Last week I wrote about Alpharetta’s downtown plans and their apparent rush to get a master plan approved. I’m pleased that the city added a few more opportunities to comment, although only one week was added to the schedule.
My original thoughts on the plan remain unchanged since last week. The plan has morphed from largely municipal and park usage in 2011 to an ambitious and intense mixed-used development.
In the last few days I’ve come upon the city’s master development plan, a document that spans some forty pages, in addition to some of the steering committee’s meeting minutes. These unreleased documents give a better glimpse into the scale and magnitude of the project, something you may not gather from the two dimensional aerial views. My biggest concerns are…

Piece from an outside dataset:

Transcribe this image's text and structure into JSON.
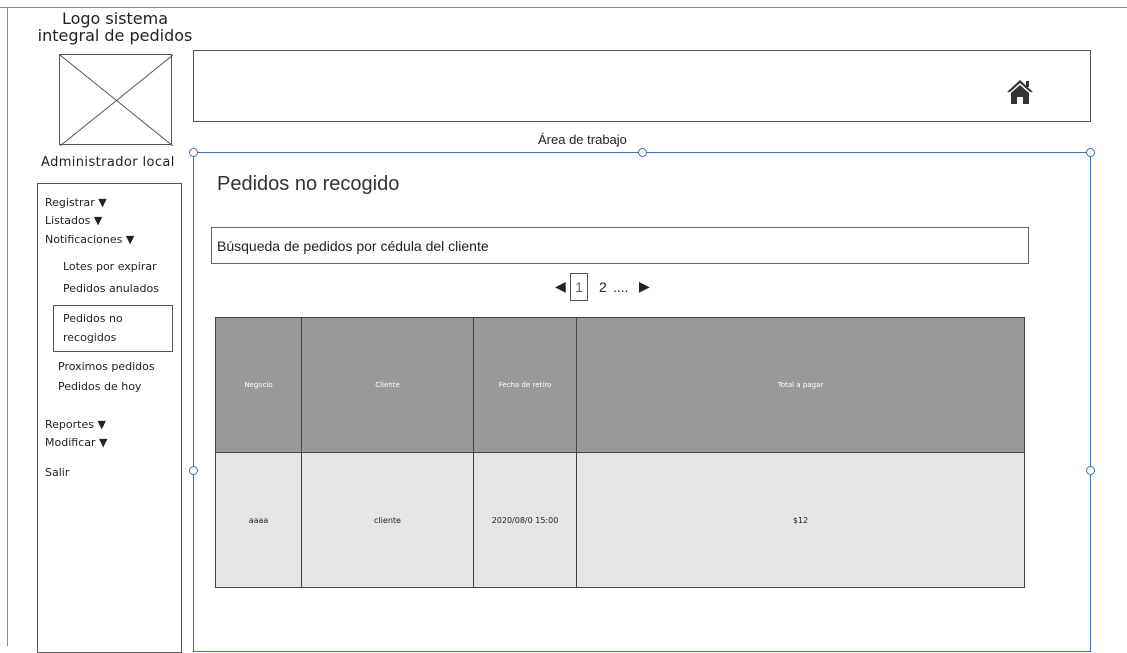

Size of development
341,200 square feet. That’s the total size of retail and “other uses” in the four main buildings as drawn up in the master development plan. To put this into perspective, the proposed Walmart I wrote about on GA141 in south Forsyth will measure in at 177,000 square feet. I know this isn’t a big-box retail situation but mention it only to give a basis for comparison. This is a large development on a compacted piece of downtown property.
The city’s bond referendum included a 450-space municipal parking deck. During public comment last year some were skeptical of the parking deck in terms of size and cost. Nevertheless the bond passed and the deck is in the plan.
What’s nearly invisible from the drawings and presentations last week are two additional parking decks. The two largest buildings each sit atop their own parking deck, each packed with two stories of cars. The development plan shows a total of 1,244 new parking spaces between the municipal deck and the two buildings on the east.
The best way to see these decks is via the cross sectional view shown above. Again, the explosion of parking decks shows the sheer size of this development.
Park and Green Space
Many at the June 6th public meeting felt like park space took it on the chin in this plan. It seemed greatly reduced in size over the 2011 drawings. One councilman that night insisted to me that the park space remained the same size. After reading the master development plan I think he might be right… with a little twist
Together the town green, city park and landscaped walkways (on internal streets) provide a total of over six acres of landscaped open space.
Are the landscaped walkways along the new internal streets being counted toward park space? It’s a familiar tactic other mixed-use developers have employed to get to a desired green space footprint. Let’s hope Alpharetta isn’t taking a page from their playbook. I expect better out of Alpharetta given their already stellar public parks.
Additionally, Councilman Jim Gilvin expressed concern Monday night that the city hall building doesn’t have service access drawn into the plan. With this building sitting in the park, such access could cut more from park space.
The City’s Spin
Those with the city are sticking with two main talking points during this discussion. First, they maintain that the 2011 drawings were not master plans but rather concept documents. I think most understand that idea. However, the public drew inferences from the 2011 concept with regard to the scope of the plan. That scope has dramatically changed.
Second, the city is being very careful to avoid discussion on potential uses in the development, particularly what goes above retail. If there’s an elephant in the room, this is it. In the public meetings they guide conversation away from this topic. Even in the steering committee meetings they were careful not to discuss this idea – with one exception. In one meeting the city’s architect “noted that residential seems to be the best use for the land and future development facing the park.”
It is my belief that a private developer would pursue apartments over retail in this plan. Given the glut of vacant office space and demand for apartments, this is a no-brainer.
A Downtown “Village”
Both Mayor David Belle Isle and Councilman Donald Mitchell sit on this downtown steering committee. Both used the term “village” in their campaigns last year when describing downtown Alpharetta. It’s a subjective term I suppose. Conjure up what that means to yourself. If a downtown village includes three parking decks and 341,200 square feet of mixed-use development then you should be in favor of this plan. If you imagine a different village feel downtown then maybe you should let your voice be heard.